Comments

Lily Hydrangea said…
this is an amazing structure, thank you for sharing!
magiceye said…
a labor of love!
great man who appreciates traditional art and preserves it for posterity
Anonymous said…
Wow...it sure is beautiful. I can't imagine being so creative. Thank goodness his children are continuing the project. Thanks for sharing this :)
LadyFi said…
What breath-taking workmanship and craft!
Anya said…
Wow!!
Hazel its very beautiful in your coutry :)))))))
AMAZING !!!!!!!!!
Erin said…
so much to see in this awesome architectural piece...are those elephant sculptures hanging from the building?
thank you for sharing this fab building with us.
Jayne d'Arcy said…
What a wonderful legacy!
Carver said…
What a magnificent sanctuary. Thank your for showing us this amazing place. The art and craftmanship is wonderful.
Ebie said…
Such great architecture and craftsmanship. His legacy...one way of sharing his wealth. He would always be remembered.
Hazel said…
@ Erin, yes they are. they're huge, they're hanging.
sleigh beds said…
Such constructions are really unique and have a different look. In my county has also a same construction called Akshar Dham Temple which is the largest hindu temple in the world and the Genus book of world record holder.

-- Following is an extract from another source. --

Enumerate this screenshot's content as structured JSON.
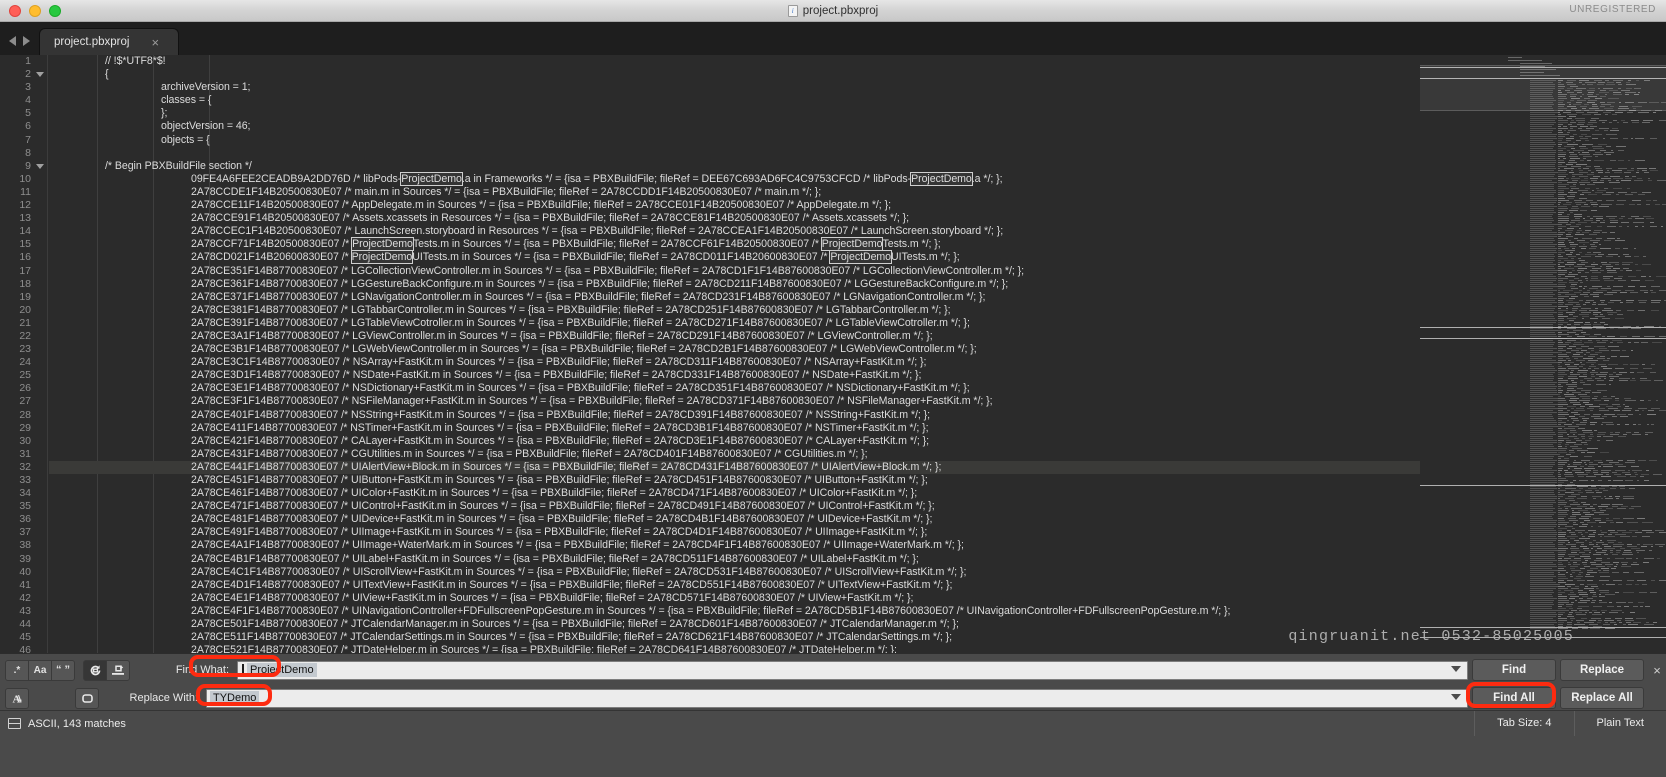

Popular posts from this blog

Weekend Snapshot: The AIDS Temple (Lopburi I)

It is sometimes referred to as the AIDS Museum, I tend to call it AIDS Temple. Descriptively it is a buddhist hospice for AIDS patients, the largest one in Thailand. Three of us, a friend, my son and I paid Wat (temple) Phrabat Nampu in Lopburi a visit last weekend. As it is where people with AIDS go to to die, most of what we saw are not exactly the ones I'm in a hurry to show off. But if you are curious, you may want to click on a post I did days ago. Anyway, on with shots that I don't think will give anyone a coronary:

100 steps to the wat
After the climb this is where you arrive at

"View from the top" - those are bare cornfields visitors pass by on their way to the temple

Side view of the Life Museum which ironically displays mummies

A usual sight around Thai temples

Bone sculptures

The temple bell

Life is beautiful. Most of us would prefer that of course. AIDS is also real.

Rumford

The Rumford is a much more efficient way to heat a room than earlier fireplaces....(Wikipedia on Benjamin Thompson, Count Rumford, designer of tall, shallow fireplaces which are now known as the Rumford, was an Anglo-American physicist known for his investigations of heat)Living in the tropics, I have been in close proximity with only three fireplaces in my life. There was an unused one in the home of my college professor in the Philippines. The other one from which I could feel the heat and see the fire dancing was in a hotel lobby in the Yorkshire Moors. Picture taking was quick. Two old ladies were having tea by it, but that was my first ever real fireplace experience, and I loved it. The latest I have touched is the one in Jane Austen's imaginary Northanger Abbey.
The fireplace, where she had expected the ample width and ponderous carvings of former times, was contracted to a Rumford, with slabs of plain though handsome marbles, and ornament over it of the prettiest English ch…

Honor, Awards and a Game

Tuesday Couch Potatoes: Made of Honor
Awards and a Game/Meme follow. Please scroll down a bit.


My pick for this week's TCP theme (wedding movie) is Made of Honor. I like the humor in it. We've all been to several weddings but how many of us can say I've been to one in which the maid of honor was a he? The scene which particularly cracked me up is when the priest mistook the maid of honor for a gay man =) If you're familiar with some of my likes, you'd know why I also love the Scotland location of the wedding. For more of the synopsis click here; and here's the trailer:
Head over to Just About Anything for more wedding movies.

************

My super duper bloggy friend Thom of Thom's Place for Well Whatever and fellow Mom Tetcha of Pensive Thoughts awarded me this Beautiful Blogger award. I have to list seven things about me so here they are:

1. I love wearing jeans more than skirts.
2. One of my favorite colors is purple.
3. I don't mind spending sunrise…